Does Portland really want parking?

Portland is abuzz with concerns over the ever-decreasing supply of parking. New developments around town provide little to no off-street parking, which is raising significant concern from neighborhood residents. If you go to any neighborhood association meeting it is almost guaranteed that this subject will be brought up. The eastside is trembling for fear of becoming another NW 23rd where the city is now having to implement permits and parking meters in order for residents and retail customers to find a place to park.

On the eastside, massive development projects are going in on the Williams/Vancouver corridor in North and Northeast Portland. Division Street is now one of the hottest spots in all of the city, with Clinton not far behind it. The Lloyd Center and Central Eastside has now become the playground for Portland’s hottest developers. Even Foster/Powell is about to get a lot more development activity due to big plans from the city to drop two lanes and focus on neighborhood enhancement.

New bike parking at The Mason Williams mixed-use development on N Williams Ave.

New bike parking at The Mason Williams mixed-use development on N Williams Ave.

With all of the development activity occurring, people cannot seem to understand how parking demands will be met. Without getting into dense zoning and parking code, there are several factors that allow developments to limit parking supply. First is the proximity to transit. If a building is within 500 feet of mass transit that runs every 20 minutes then parking does not need to be required for 30 units or less. If a the building provides transportation alternatives such as bike parking or car share facilities then parking parking requirements can be reduced.
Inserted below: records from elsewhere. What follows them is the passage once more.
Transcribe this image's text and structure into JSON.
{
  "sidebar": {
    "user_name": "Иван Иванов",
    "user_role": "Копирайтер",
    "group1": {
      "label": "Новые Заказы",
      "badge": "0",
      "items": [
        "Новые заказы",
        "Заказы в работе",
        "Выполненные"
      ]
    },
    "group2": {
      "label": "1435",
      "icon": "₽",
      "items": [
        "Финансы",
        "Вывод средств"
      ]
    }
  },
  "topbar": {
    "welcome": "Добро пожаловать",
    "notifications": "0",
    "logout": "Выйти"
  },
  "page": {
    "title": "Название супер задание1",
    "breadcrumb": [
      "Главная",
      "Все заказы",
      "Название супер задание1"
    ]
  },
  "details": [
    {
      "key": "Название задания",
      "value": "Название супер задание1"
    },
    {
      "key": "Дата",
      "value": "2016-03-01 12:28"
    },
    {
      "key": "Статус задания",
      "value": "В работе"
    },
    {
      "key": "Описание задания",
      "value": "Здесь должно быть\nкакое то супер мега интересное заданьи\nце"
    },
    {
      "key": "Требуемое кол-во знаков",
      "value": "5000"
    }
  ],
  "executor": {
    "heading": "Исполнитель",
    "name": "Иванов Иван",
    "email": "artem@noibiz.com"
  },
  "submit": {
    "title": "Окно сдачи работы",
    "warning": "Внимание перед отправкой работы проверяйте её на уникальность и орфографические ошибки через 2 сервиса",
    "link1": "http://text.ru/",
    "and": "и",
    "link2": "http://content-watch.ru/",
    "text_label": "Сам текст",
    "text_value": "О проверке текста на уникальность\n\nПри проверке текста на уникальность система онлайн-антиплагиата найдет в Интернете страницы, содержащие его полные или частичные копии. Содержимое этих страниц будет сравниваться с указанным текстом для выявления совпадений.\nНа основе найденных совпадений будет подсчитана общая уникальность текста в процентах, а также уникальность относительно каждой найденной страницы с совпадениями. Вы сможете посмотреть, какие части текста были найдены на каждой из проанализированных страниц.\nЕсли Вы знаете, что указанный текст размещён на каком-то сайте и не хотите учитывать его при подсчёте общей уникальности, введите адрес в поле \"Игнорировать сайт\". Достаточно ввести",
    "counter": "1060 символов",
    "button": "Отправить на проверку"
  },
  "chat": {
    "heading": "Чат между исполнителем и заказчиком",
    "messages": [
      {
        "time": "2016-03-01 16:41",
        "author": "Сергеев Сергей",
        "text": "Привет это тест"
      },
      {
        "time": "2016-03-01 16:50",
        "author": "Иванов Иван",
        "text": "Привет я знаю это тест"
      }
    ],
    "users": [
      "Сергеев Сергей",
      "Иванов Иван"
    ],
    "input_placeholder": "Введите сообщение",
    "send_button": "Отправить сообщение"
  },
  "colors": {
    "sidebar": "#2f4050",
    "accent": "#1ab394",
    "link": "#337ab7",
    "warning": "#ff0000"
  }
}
Not to play contrarian on the subject, because I too think that parking can quickly turn into a problem, but is providing parking really the answer? Do we as Portlanders really want to live in a concrete jungle where we have paved over everything just so that we can park our sacred automobiles? Parking mandates can quickly turn into sprawl that can lead into increased congestion and even increased costs of living. Parking garages above and below grade are extremely costly. It now costs approximately $40,000 per space to build an underground parking garage. That’s a huge increased expense that needs to be covered somehow, which means the end users will all but certainly end up paying higher prices.

Rumor has it that there are 7 parking spaces per 1 car in Portland right now. I can’t vouch for the validity of this figure, but it does make me reexamine the entire parking conversation. A limited supply of parking can actually have quite positive effect in promoting denser urban living that increases quality of life factors such as walkability, mass transit availability, and bikeability. Do we really need to continue parking policies that are hangovers from the post-war era that were promulgated under the banner of suburban living and car manufacturers’ desire to have every adult own a car?

Car sharing companies like Car2Go are now notorious around town. Will this be a long term parking solution?

Car sharing companies like Car2Go are now notorious around town. Will this be a long term parking solution?

My mission is not to change your mind about parking, it is simply to provoke your thoughts on the matter. I read an Oregonian article decrying bioswells that are being added to catch storm-water runoff because they are taking up three to five parking spaces (allegedly).We choose to live in this amazing city because it is a beacon of progressive planning and urban living. Should we not at least entertain a new way of living that gets us out of our cars and onto our feet, on our bikes, into the buses, the streetcars, and the MAX? I think we take for granted the availability of car-sharing and public transportation in Portland. Why can this not be the answer instead of paving over our fair city?